That feeling was a big motivation to launch this project. Stanley explains, "Since I've been playing with Phil a lot of his fans have started coming to my shows. I wanted to reward them with something that I knew they would like. I also wanted to bring new people in to share in the spirit of openness and belongingness that this music brings about."


Stanley Plays The Dead is not just a concept-it's a real band that truly works as a unit, with each member contributing something unique and important. All the members sing as well as play instruments.

STANLEY JORDAN was born in Chicago in 1959 and raised in Palo Alto, California-the very city in which the Grateful Dead was formed. He earned a bachelor's degree in music from Princeton in 1981. Gigs were scarce in the early days, but after a few lean years working as a New York street musician Jordan was signed to Blue Note Records in 1984. His Magic Touch album was an instant classic, and it stayed at #1 on Billboard's jazz chart for 51 weeks. He is widely regarded as the foremost exponent of the touch, or tapping technique on guitar. To date Jordan has been nominated for four Grammys, and he's performed in 70 countries. He made a cameo appearance in the movie Blind Date with Bruce Willis and Kim Basinger, and numerous TV appearances through the years, including Johnny Carson, Jay Leno, David Letterman and Jimmy Fallon. He has collaborated on the stage or in the studio with a diverse array of artists including Phil Lesh, Miles Davis, Kenny Rogers, Herbie Hancock, Dionne Warwick, Dave Matthews, Sharon Isbin, and Carmen McRae.

Drummer KENWOOD DENNARD is a Grammy award-winning and multi-platinum recording artist. He's unique among drummers, and he's influenced multiple generations of musicians of all instruments. He's played with jazz greats such as Miles Davis, Herbie Hancock and Dizzy Gillespie. He pioneered the jazz fusion improvisational movement in the 70's with Pat Martino (Joyous Lake) and Brand X (Livestock), and later with Jaco Pastorius' Word of Mouth Band and PDB (Pastorius, Dennard and Bullock). He's also been a longtime collaborator with Marcus Miller, Stanley Jordan and Vernon Reid. He's performed with many other popular artists, including The Allman Brothers Band, Phish, The String Cheese Incident, Derek Trucks, Moe., Sting, Taj Mahal, Maceo Parker, Warren Haynes, Esperanza Spaulding, and John Scofield. He recently retired as a tenured professor at Berklee College of Music, allowing him to return to full-time composing, recording and performing.

Bassist GREG KOERNER brings a lifetime of experience playing Grateful Dead music. He played with Crimson Rose, one of the first Dead cover bands in New York, and he toured extensively with Vince Welnick, the Dead's last keyboardist. He's played with Dark Star Orchestra, Unlimited Devotion and countless other Dead tribute bands. He's also toured with Charles Neville, Henry Butler and The Band's Garth Hudson. Greg has recorded five albums of original music and he's toured extensively with his own project Gent Treadly and his trio The Joint Chiefs.

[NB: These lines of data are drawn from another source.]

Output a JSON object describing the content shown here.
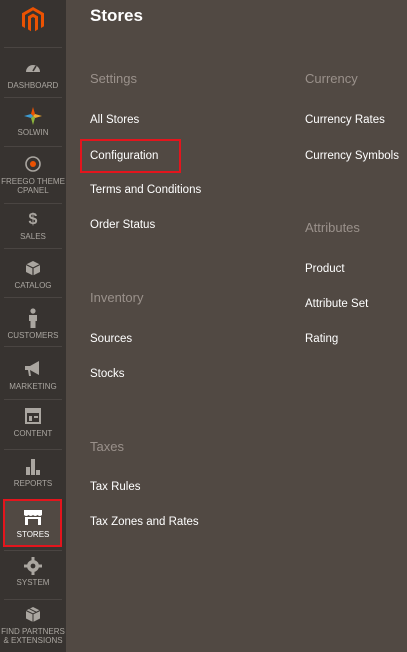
{
  "panel": {
    "title": "Stores",
    "settings": {
      "title": "Settings",
      "links": [
        "All Stores",
        "Configuration",
        "Terms and Conditions",
        "Order Status"
      ]
    },
    "inventory": {
      "title": "Inventory",
      "links": [
        "Sources",
        "Stocks"
      ]
    },
    "taxes": {
      "title": "Taxes",
      "links": [
        "Tax Rules",
        "Tax Zones and Rates"
      ]
    },
    "currency": {
      "title": "Currency",
      "links": [
        "Currency Rates",
        "Currency Symbols"
      ]
    },
    "attributes": {
      "title": "Attributes",
      "links": [
        "Product",
        "Attribute Set",
        "Rating"
      ]
    }
  },
  "sidebar": {
    "items": [
      {
        "label": "DASHBOARD",
        "icon": "dashboard-icon"
      },
      {
        "label": "SOLWIN",
        "icon": "solwin-icon"
      },
      {
        "label": "FREEGO THEME CPANEL",
        "icon": "target-icon"
      },
      {
        "label": "SALES",
        "icon": "dollar-icon"
      },
      {
        "label": "CATALOG",
        "icon": "box-icon"
      },
      {
        "label": "CUSTOMERS",
        "icon": "person-icon"
      },
      {
        "label": "MARKETING",
        "icon": "megaphone-icon"
      },
      {
        "label": "CONTENT",
        "icon": "layout-icon"
      },
      {
        "label": "REPORTS",
        "icon": "bar-chart-icon"
      },
      {
        "label": "STORES",
        "icon": "storefront-icon"
      },
      {
        "label": "SYSTEM",
        "icon": "gear-icon"
      },
      {
        "label": "FIND PARTNERS & EXTENSIONS",
        "icon": "cubes-icon"
      }
    ]
  },
  "colors": {
    "accent": "#eb5202",
    "highlight": "#e3151d",
    "panel_bg": "#514943",
    "sidebar_bg": "#373330"
  }
}
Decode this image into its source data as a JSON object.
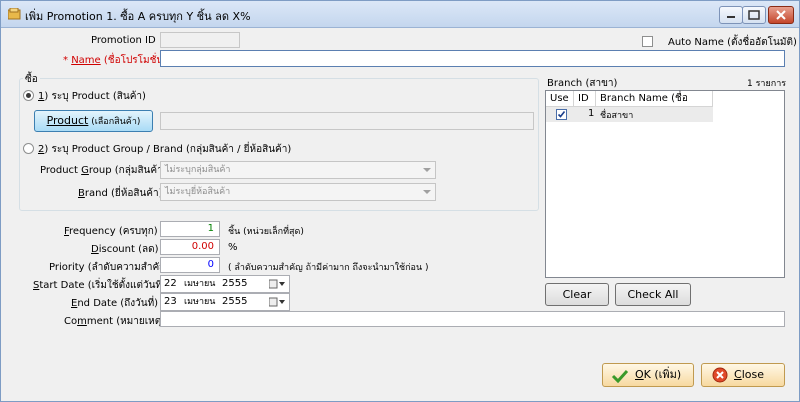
{
  "window": {
    "title": "เพิ่ม Promotion 1. ซื้อ A ครบทุก Y ชิ้น ลด X%"
  },
  "header": {
    "promotion_id_label": "Promotion ID",
    "promotion_id_value": "",
    "auto_name_label": "Auto Name (ตั้งชื่ออัตโนมัติ)",
    "name_asterisk": "* ",
    "name_label": "Name",
    "name_suffix": " (ชื่อโปรโมชั่น)",
    "name_value": ""
  },
  "buy_group": {
    "legend": "ซื้อ",
    "option1_num": "1",
    "option1_text": ") ระบุ Product (สินค้า)",
    "product_button_u": "Product",
    "product_button_rest": " (เลือกสินค้า)",
    "product_value": "",
    "option2_num": "2",
    "option2_text": ") ระบุ Product Group / Brand (กลุ่มสินค้า / ยี่ห้อสินค้า)",
    "product_group_u": "G",
    "product_group_label_pre": "Product ",
    "product_group_label_post": "roup (กลุ่มสินค้า)",
    "product_group_value": "ไม่ระบุกลุ่มสินค้า",
    "brand_u": "B",
    "brand_label_post": "rand (ยี่ห้อสินค้า)",
    "brand_value": "ไม่ระบุยี่ห้อสินค้า"
  },
  "params": {
    "frequency_u": "F",
    "frequency_label_post": "requency (ครบทุก)",
    "frequency_value": "1",
    "frequency_unit": "ชิ้น (หน่วยเล็กที่สุด)",
    "discount_u": "D",
    "discount_label_post": "iscount (ลด)",
    "discount_value": "0.00",
    "discount_unit": "%",
    "priority_label": "Priority (ลำดับความสำคัญ)",
    "priority_value": "0",
    "priority_hint": "( ลำดับความสำคัญ ถ้ามีค่ามาก ถึงจะนำมาใช้ก่อน )",
    "start_u": "S",
    "start_label_post": "tart Date (เริ่มใช้ตั้งแต่วันที่)",
    "start_day": "22",
    "start_month": "เมษายน",
    "start_year": "2555",
    "end_u": "E",
    "end_label_post": "nd Date (ถึงวันที่)",
    "end_day": "23",
    "end_month": "เมษายน",
    "end_year": "2555",
    "comment_label_pre": "Co",
    "comment_u": "m",
    "comment_label_post": "ment (หมายเหตุ)",
    "comment_value": ""
  },
  "branch": {
    "title": "Branch (สาขา)",
    "count": "1 รายการ",
    "columns": [
      "Use",
      "ID",
      "Branch Name  (ชื่อสาขา)"
    ],
    "rows": [
      {
        "use": true,
        "id": "1",
        "name": "ชื่อสาขา"
      }
    ],
    "clear_label": "Clear",
    "checkall_label": "Check All"
  },
  "footer": {
    "ok_u": "O",
    "ok_rest": "K (เพิ่ม)",
    "close_u": "C",
    "close_rest": "lose"
  },
  "colors": {
    "accent_blue": "#0000ff",
    "required_red": "#d00000",
    "frequency_green": "#008000"
  }
}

JESSE HIATT is the band's keyboardist and second guitarist. He, like Stanley, was raised in the Bay Area, where he got his start on the blues circuit and where he recorded his album Choose Your Road. He then spent 10 years in New Orleans, touring with Mississippi blues legend Cedric Burnside, and producing Burnside's album The Way I Am. In addition to his longtime experience playing Grateful Dead music, he brings influences of West-African, Brazilian, and classic New Orleans funk and R&B.